*WHAT THE TASK ASKS*: Check every line below for the word "this" and copy each one that has it.

STUDY MATERIAL Block Start

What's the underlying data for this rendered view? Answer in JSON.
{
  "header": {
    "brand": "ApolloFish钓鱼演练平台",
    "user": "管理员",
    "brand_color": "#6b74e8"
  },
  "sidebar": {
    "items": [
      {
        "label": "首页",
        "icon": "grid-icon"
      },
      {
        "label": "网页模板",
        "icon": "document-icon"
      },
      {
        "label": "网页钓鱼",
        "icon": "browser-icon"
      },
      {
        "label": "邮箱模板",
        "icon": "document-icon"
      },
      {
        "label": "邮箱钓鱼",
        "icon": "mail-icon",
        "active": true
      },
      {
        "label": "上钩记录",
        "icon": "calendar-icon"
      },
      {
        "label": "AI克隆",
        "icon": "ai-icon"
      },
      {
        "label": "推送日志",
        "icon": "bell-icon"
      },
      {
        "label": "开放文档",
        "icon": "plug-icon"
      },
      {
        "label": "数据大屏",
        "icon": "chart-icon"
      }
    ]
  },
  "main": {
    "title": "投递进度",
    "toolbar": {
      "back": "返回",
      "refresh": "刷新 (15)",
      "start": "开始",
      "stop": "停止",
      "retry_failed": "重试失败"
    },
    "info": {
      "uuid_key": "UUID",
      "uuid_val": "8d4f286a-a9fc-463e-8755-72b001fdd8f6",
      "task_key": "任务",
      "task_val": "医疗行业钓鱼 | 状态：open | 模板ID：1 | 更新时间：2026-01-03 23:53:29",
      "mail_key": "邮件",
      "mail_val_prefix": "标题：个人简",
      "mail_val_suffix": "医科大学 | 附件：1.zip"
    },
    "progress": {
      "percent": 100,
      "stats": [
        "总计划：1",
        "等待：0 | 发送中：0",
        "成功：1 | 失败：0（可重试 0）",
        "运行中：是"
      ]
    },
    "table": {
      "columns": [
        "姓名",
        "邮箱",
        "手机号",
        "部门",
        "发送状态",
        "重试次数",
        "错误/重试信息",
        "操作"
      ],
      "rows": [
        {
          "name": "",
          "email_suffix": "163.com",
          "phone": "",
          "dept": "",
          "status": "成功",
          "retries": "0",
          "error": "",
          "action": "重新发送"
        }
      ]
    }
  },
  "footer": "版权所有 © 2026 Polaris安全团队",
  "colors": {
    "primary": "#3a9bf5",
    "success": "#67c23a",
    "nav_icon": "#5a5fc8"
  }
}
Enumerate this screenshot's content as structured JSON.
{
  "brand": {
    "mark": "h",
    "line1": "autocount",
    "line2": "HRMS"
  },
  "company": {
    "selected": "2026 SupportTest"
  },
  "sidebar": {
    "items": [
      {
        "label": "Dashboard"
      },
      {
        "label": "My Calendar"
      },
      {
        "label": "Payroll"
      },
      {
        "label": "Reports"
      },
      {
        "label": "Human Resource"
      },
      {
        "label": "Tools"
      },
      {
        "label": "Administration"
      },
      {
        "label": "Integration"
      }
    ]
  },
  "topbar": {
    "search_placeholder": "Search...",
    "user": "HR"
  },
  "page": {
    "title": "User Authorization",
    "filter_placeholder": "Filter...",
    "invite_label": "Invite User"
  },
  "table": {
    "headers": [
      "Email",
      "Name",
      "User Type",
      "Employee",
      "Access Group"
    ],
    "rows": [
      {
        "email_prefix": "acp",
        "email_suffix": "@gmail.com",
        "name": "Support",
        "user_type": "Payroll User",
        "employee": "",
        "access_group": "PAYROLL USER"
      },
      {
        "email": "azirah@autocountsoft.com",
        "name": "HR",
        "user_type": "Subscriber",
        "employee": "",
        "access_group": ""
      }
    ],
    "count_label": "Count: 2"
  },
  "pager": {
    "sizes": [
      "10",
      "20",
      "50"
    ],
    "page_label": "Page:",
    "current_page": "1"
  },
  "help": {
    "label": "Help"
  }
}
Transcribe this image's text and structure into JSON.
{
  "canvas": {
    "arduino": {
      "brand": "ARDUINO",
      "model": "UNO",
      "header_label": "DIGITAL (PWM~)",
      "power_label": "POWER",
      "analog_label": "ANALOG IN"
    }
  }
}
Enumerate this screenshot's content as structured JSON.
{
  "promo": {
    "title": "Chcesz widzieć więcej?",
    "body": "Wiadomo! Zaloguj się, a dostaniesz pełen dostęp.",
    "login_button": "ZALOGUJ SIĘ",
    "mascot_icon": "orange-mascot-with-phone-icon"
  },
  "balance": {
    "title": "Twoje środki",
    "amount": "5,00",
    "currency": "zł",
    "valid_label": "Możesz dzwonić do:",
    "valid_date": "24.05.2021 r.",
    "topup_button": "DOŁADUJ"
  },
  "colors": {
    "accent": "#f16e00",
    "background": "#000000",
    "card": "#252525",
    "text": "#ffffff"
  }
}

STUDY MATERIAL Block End

*RESULT*:
What's the underlying data for this rendered view? Answer in JSON.
Enumerate this screenshot's content as structured JSON.
Transcribe this image's text and structure into JSON.
Enumerate this screenshot's content as structured JSON.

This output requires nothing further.